The research in our laboratory focuses on the characterization of virulence factors in the opportunistic fungal pathogen Candida albicans and on analyzing the various factors and conditions that play a role in the transition between colonization and infection. Specifically, we are interested in studying host-pathogen interactions, polymicrobial biofilms and drug tolerance.
Our laboratory developed a murine model of oral candidiasis to study oral fungal-bacterial interactions in polymicrobial biofilms and specifically between C. albicans and the bacterial species Staphylococcus aureus. Our studies characterized a novel phenomenon whereby the development of oral candidiasis led to systemic bacterial infection with high mortality rate via adherence of the bacteria to the invasive hyphal elements of C. albicans. We are currently testing the implementation of antifungal treatment of oral candidiasis for prevention of development of systemic infection.

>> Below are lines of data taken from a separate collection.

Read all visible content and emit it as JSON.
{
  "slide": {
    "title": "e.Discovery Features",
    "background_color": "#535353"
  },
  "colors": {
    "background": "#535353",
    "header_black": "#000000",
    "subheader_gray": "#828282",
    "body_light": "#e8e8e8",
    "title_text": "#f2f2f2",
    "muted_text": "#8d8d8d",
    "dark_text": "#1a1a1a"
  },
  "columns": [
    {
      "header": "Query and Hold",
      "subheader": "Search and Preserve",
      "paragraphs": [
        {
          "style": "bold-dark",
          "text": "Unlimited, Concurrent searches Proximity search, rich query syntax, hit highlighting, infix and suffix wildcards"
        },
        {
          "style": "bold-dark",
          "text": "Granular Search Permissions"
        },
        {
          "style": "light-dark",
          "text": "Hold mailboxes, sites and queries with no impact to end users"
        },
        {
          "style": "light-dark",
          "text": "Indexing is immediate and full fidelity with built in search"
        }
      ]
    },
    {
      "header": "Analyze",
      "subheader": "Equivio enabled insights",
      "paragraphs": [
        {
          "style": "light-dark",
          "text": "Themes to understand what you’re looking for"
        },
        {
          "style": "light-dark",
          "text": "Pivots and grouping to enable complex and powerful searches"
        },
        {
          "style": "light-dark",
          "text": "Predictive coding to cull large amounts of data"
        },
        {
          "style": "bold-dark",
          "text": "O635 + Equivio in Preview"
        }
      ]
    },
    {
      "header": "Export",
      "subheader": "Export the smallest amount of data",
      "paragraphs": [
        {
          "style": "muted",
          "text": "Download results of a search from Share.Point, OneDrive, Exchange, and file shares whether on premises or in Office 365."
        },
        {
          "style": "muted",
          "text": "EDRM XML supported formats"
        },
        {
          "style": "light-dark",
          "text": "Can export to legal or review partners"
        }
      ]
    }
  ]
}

We are also using our mouse model to investigate the role of host oral innate immunity specifically salivary antimicrobial peptides in defense against colonization and infection by C. albicans. We recently identified the peptide histatin-5 to be the key anti-candidal salivary component. Importantly, we demonstrated significant decrease in the levels of this peptide in HIV-infected individuals characterizing a defined mechanism behind the enhanced prevalence of oral candidiasis in this population. We are currently performing prospective clinical studies to monitor the decline in host innate immune defenses during the progression of HIV disease. The importance of histatin-5 in the oral cavity led us to explore its potential application as a novel antifungal agent. We recently demonstrated the efficacy of histatin-5 in the animal model and based on these findings we developed a bioadhesive hydrogel-based delivery system for histatin-5. The formulation is currently being tested in the mouse model as well as in a rat model of Candida-associated denture stomatitis. The goal of these studies is to develop a pharmaceutically viable oral topical formulation for the prevention and/or treatment of oral infections in immunocompromised individuals. Our laboratory is also interested in understanding the dynamics of biofilm formation by C. albicans particularly as they relate to development of drug resistance. We are focusing on analyzing the role of the quorum sensing molecule, farnesol in orchestrating survival and drug tolerance of biofilm-associated C. albicans cell populations. We and others have demonstrated that exogenous farnesol has a significant inhibitory effect against Candida biofilm. We recently identified the mechanism of farnesol cytotoxicity in C. albicans to involve intracellular glutathione depletion leading to oxidative stress and apoptosis (cell death). Since fungal cells are eukaryotic cells similar to human cells, farnesol was also shown to trigger a classical apoptotic process in human cancer cells via a similar pathway. We are currently exploring the potential of farnesol as an anti-tumor agent using a xenograft mouse model of oral squamous carcinoma. Another project under development aims to study the role of the interaction between C. albicans and Streptococcus mutans (etiologic agent of dental caries) on the development and progression of caries.
Grants and Contracts: :
Belgian Interuniversity Attraction Poles (IAP) multi-institutional award (2013-2018).
Candida albicans and Staphylococcus aureus dual species biofilms: in vitro and in vivo studies. NIH/NIAID R01 (2010-2015). Principal Investigator
Therapeutic Potential of Histatin-5 against Experimental Oral Candidiasis (NIH/R21: submitted January 2013) (Principal Investigator)
Role of Oral Innate Immunity in the Predisposition to Candidiasis in HIV Disease (NIH/R21: submitted February 2013) (Principal Investigator)